Table $$\PageIndex{1}$$: Observations on Complex Compounds Containing PtCl2, NH3, and KCl.
Compound Molar Conductivity/A V–1 dm2 mol–1 Moles AgCl Precipitated per Mole Compound Electrode to which Pt Migrates During Electrolysis
[Pt(NH3)4]Cl2
3.0
2 immediately
Cathode
[Pt(NH3)3Cl]Cl
1.2
1 immediately; 1 after several hours
Cathode
Pt(NH3)2Cl2
~ 0
2 after several hours
Does not migrate
K[Pt(NH3)Cl3]
1.1
3 after several hours
Anode
K2[PtCl4]
2.8
4 after several hours
Anode

An even better example of how the various ions in a coordination compound can behave independently when dissolved in water is provided by the set of Pt(II) complexes shown in the table. The first of these compounds contains the complex ion [Pt(NH3)4]2+ and in each subsequent compound one of the NH3 ligands in the coordination sphere of the Pt is replaced by a Cl ligand. As a result each compound contains a Pt complex of different composition and also of different charge, and when dissolved in H2O, it shows just the conductivity and other properties we would expect from the given formula. When 1 mol [Pt(NH3)3Cl]Cl is dissolved in H2O, it furnishes 1 mol Pt(NH3)3Cl+ ions and 1 mol Cl ions. The strongest evidence for this is the molar conductivity of the salt (1.2 A V–1 dm2 mol–1), which is very similar to that of other electrolytes like NaCl (1.3 A V–1 dm2 mol–1) which also yield a +1 ion and a –1 ion in solution, but very different from that of electrolytes like MgCl2 (2.5 A V–1 dm2 mol–1) which yield one + 2 ion and two –1 ions in solution. The conductivity behavior also suggests that the Pt atom is part of a cation, since the Pt moves toward the cathode during electrolysis.
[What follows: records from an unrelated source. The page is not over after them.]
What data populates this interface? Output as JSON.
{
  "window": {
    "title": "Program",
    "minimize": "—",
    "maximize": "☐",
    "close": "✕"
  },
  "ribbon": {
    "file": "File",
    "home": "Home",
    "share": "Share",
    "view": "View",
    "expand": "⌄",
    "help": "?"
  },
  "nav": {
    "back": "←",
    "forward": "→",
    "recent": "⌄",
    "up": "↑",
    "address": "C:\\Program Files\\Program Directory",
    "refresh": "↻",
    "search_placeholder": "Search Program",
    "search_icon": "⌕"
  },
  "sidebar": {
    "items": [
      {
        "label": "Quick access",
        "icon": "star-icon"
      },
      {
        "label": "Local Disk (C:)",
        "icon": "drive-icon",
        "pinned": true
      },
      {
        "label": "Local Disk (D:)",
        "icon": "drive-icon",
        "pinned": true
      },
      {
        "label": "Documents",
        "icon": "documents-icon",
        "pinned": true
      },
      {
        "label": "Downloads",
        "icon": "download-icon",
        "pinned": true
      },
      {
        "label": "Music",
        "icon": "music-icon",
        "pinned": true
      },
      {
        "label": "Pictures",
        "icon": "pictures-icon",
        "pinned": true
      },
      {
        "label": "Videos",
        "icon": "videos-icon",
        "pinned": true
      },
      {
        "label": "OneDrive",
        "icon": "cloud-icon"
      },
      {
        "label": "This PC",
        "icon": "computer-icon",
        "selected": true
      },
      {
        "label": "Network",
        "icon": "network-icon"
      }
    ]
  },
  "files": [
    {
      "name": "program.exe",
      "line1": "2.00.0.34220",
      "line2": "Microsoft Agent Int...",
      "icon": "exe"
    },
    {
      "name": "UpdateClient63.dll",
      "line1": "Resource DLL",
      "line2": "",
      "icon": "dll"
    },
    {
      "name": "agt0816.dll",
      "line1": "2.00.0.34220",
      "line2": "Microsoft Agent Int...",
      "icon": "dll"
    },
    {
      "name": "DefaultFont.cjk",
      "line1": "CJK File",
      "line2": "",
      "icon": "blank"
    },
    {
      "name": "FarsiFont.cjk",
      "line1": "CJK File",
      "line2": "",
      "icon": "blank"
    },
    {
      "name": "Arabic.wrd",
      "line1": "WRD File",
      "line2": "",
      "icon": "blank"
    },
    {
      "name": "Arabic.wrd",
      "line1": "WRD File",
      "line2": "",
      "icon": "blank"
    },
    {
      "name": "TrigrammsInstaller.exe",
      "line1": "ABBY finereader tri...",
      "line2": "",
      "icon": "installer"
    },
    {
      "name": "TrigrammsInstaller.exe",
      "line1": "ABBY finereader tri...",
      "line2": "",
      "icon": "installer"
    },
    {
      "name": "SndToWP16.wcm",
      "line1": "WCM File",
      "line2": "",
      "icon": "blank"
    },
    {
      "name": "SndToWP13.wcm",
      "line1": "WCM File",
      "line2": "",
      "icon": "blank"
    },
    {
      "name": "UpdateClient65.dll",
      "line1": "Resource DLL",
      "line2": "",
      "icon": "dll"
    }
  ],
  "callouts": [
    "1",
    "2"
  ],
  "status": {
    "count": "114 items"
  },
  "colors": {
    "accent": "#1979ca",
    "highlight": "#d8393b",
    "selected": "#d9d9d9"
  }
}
The addition of AgNO3 to the solution serves to confirm this picture. One mol AgCl is precipitated immediately, showing 1 mol free Cl ions. After a few hours a further mole of AgCl is precipitated, the Cl this time originating from the coordination sphere of the Pt atom due to the slow reaction

$\text{[Pt(NH}_{3} \text{)}_{3} \text{Cl]}^{+} (aq) + \text{Ag}^{+} (aq) + \text{H}_{2} \text{O} \rightarrow \text{[Pt(NH}_{3} \text{)}_{3} \text{H}_{2} \text{O]}^{2+} (aq) + \text{AgCl} (s) \nonumber$

It is worth noting that in all these compounds, Pt has an oxidation number of + 2. Thus the combination of Pt with one NH3 ligand and three Cl ligands yields an overall charge of 2(for Pt) – 3(for Cl) + 0(for NH3) = –1. The ion is thus the anion [PtNH3Cl3] found in compound 4.

##### Example $$\PageIndex{1}$$: Oxidation State

What is the oxidation state of Pt in the compound Ca[Pt(NH3)Cl5]2?

Solution

Since there are two complex ions for each Ca2+ ion, the charge on each must be –1. Adding the charge on each ligand, we obtain –5(for Cl) + 0(for NH3) = –5. If the oxidation number of Pt is x, then x – 5 must equal the total charge on the complex ion:

$x \text{ } – \text{ } 5 = \text{ } –1 \\ ~~ \\ \nonumber$

or

$x =+4 \nonumber$

The compound in question is thus a Pt(IV) complex.

This page titled 22.8: Coordination Compounds is shared under a CC BY-NC-SA 4.0 license and was authored, remixed, and/or curated by Ed Vitz, John W. Moore, Justin Shorb, Xavier Prat-Resina, Tim Wendorff, & Adam Hahn.